15. Turn off appliances before leaving the kitchen or house.

After the Thanksgiving meal is done, it is easy to forget the kitchen, to want to relax and watch a movie, let other people handle the cleanup, leave for Black Friday shopping, or even go out to see Christmas lights. However, it is extremely important that you turn off or unplug all kitchen appliances, such as ovens, stovetops, etc., to decrease the chances of a fire.

For shopping/decorating…

16. Shop online, or from outdoor markets.

Black Friday is a beloved post-Thanksgiving tradition, but it isn’t going to look the same this year. Because of COVID-19, Black Friday 2020 will involve a lot more shopping online. This helps you stay safe and keep others safe from possible exposure, and also limits your time on the road and chances of a vehicular accident. If you want to shop local and those stores do not have online options (which many do), see if there are any outdoor markets happening near you or if you can shop at a time where local stores may be less crowded.

17. Consider curbside pickup.

If you do need to go out shopping, contactless curbside pickup or drive-up delivery is an option that many retailers are offering this year. This is an option that also limits exposure.

18. Wear a mask.

If you do curbside pickup or actually go in stores this Black Friday 2020, remember to wear a mask inside the store and around others outside if social distancing is not possible.
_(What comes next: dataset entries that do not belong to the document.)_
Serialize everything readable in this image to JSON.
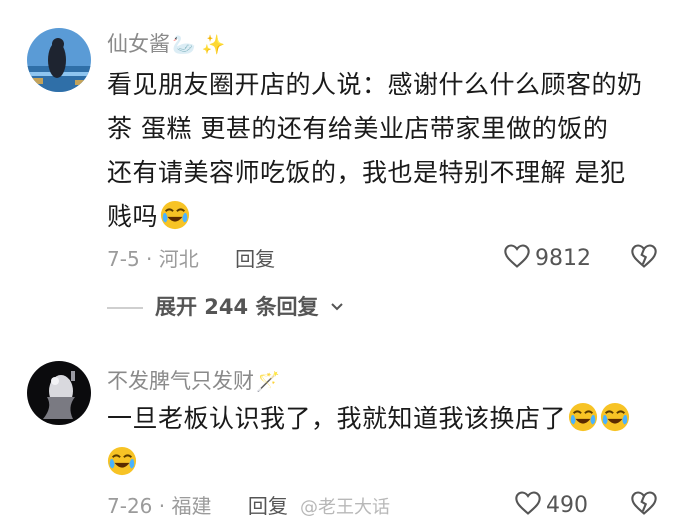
{
  "comments": [
    {
      "username": "仙女酱",
      "username_decorations": "🦢 ✨",
      "text_lines": [
        "看见朋友圈开店的人说：感谢什么什么顾客的奶",
        "茶  蛋糕  更甚的还有给美业店带家里做的饭的",
        "还有请美容师吃饭的，我也是特别不理解  是犯",
        "贱吗"
      ],
      "date_location": "7-5 · 河北",
      "reply_label": "回复",
      "likes": "9812",
      "expand_label": "展开 244 条回复"
    },
    {
      "username": "不发脾气只发财",
      "username_decorations": "🪄",
      "text_lines": [
        "一旦老板认识我了，我就知道我该换店了"
      ],
      "date_location": "7-26 · 福建",
      "reply_label": "回复",
      "likes": "490"
    }
  ],
  "watermark": "@老王大话",
  "icons": {
    "like": "heart-outline-icon",
    "dislike": "broken-heart-icon",
    "expand": "chevron-down-icon",
    "emoji": "laughing-crying-emoji"
  },
  "colors": {
    "username": "#8a8a8a",
    "meta": "#9b9b9b",
    "text": "#1a1a1a",
    "emoji_face": "#f7c325"
  }
}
19. Practice ladder safety.

Hospital emergency rooms treat thousands of people every year who were injured from falls involving holiday decorations. You should exercise caution and never use furniture as a ladder (not chairs, not tables – use a real ladder), and always keep three points of contact on the ladder (either two hands and one foot or two feet and one hand). Have someone holding the ladder or next to the ladder who can help you if you start to fall. For extension ladders, follow the 1-to-4 rule; for every four feet the ladder rises, move the base out one foot from the structure.

20. Inspect electric lights.

Check electric lights before stringing and plugging them in to make sure they are not cracked, wires are not frayed, etc. Broken lights or wires are a fire hazard!

Stay safe and have a wonderful holiday by following these 20 Thanksgiving 2020 Safety Tips! If you are injured in an accident on Thanksgiving Day 2020, call our law offices right away. We can explain your legal options, give you a free case review, and stand up for the compensation you need to heal!